Using the armadillo model of Hansen's disease, we are now preparing for immuno-histochemical and molecular studies of armadillo nerves with varying degrees of M. leprae infection. The goal of these studies is to provide the first detailed description of the development of immunity and inflammation in infected nerves, enabling the formulation of specific hypotheses concerning the mechanisms of development and progression of lepromatous neuritis.
Endocrine Changes as Risk Factors for Leprosy Reactions
Investigator: David Scollard, M.D., Ph.D.
Much of the crippling in leprosy results from acute, immunologic "reactions," but the factors that initiate them are unknown. Longstanding clinical observations suggest that hormonal changes may be associated with reactions and are possible precipitating factors, but no good quantitative data exist.
An international, collaborative, prospective study is now underway, with a goal of enrolling approximately 2,700 new patients in three endemic areas: Manaus and Goiania in Brazil , Cebu in The Philippines, and Lalgadh , Nepal .
Levels of several hormones and cytokines will be measured in paired baseline and follow-up blood samples from selected patients, matched using a nested case-control design. Levels will be correlated with reaction status and nerve injury. This novel approach combines the preeminent endocrinology research capabilities of collaborators at the National Institutes of Health with established leprosy expertise in field sites and at the National Hansen's Disease Program.
Antigen discovery and vaccine development
Investigators: Linda Adams, Ph.D., Ramanuj Lahiri Ph.D., Richard Truman, Ph.D.
Despite significant improvement in global control measures for leprosy, new cases of leprosy continue at an incidence of ~200,000 per year. Implementation of worldwide World Health Organization-recommended multidrug therapy (WHO-MDT) has not eliminated the disease and other intervention strategies will be necessary. A high impact intervention strategy would be an effective vaccine against leprosy; however, the fact that M. leprae has not been successfully cultivated in vitro poses a serious challenge to the identification and purification of protective antigens.
Our studies exploring new vaccine candidates may offer improved protection over conventional vaccines. We are also evaluating the utility of gene knockout mice by studying their immune responses to vaccination as well as what immunological cues are necessary to produce protective immunity to M. leprae infection, as well as the armadillo for analyzing vaccine efficacy in preventing neurological damage.
Development of a diagnostic test for early detection of leprosy
Investigator: Ramanuj Lahiri, Ph.D.

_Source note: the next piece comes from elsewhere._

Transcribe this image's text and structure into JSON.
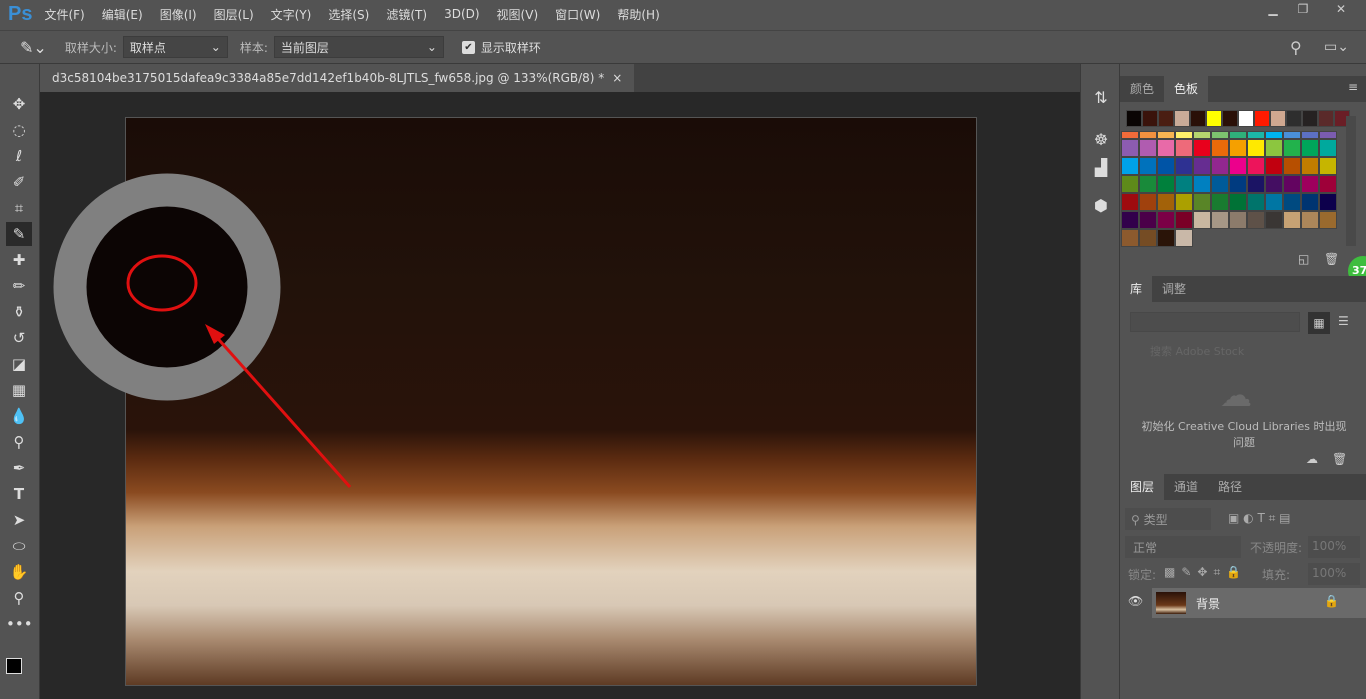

Although global prevalence of leprosy is markedly reduced since the introduction of WHO MDT regimens, new case detection rates remains steady suggesting that treatment alone may not be sufficient to block transmission and the need for early detection of cases. A major effort is underway to employ recombinant proteins and synthetic peptides to develop diagnostic assays to detect early infection in animal models. The sensitivity of new diagnostic tests is as important as specificity. These animal studies provide an important interface between antigen development and the expensive field evaluation of these tests in humans.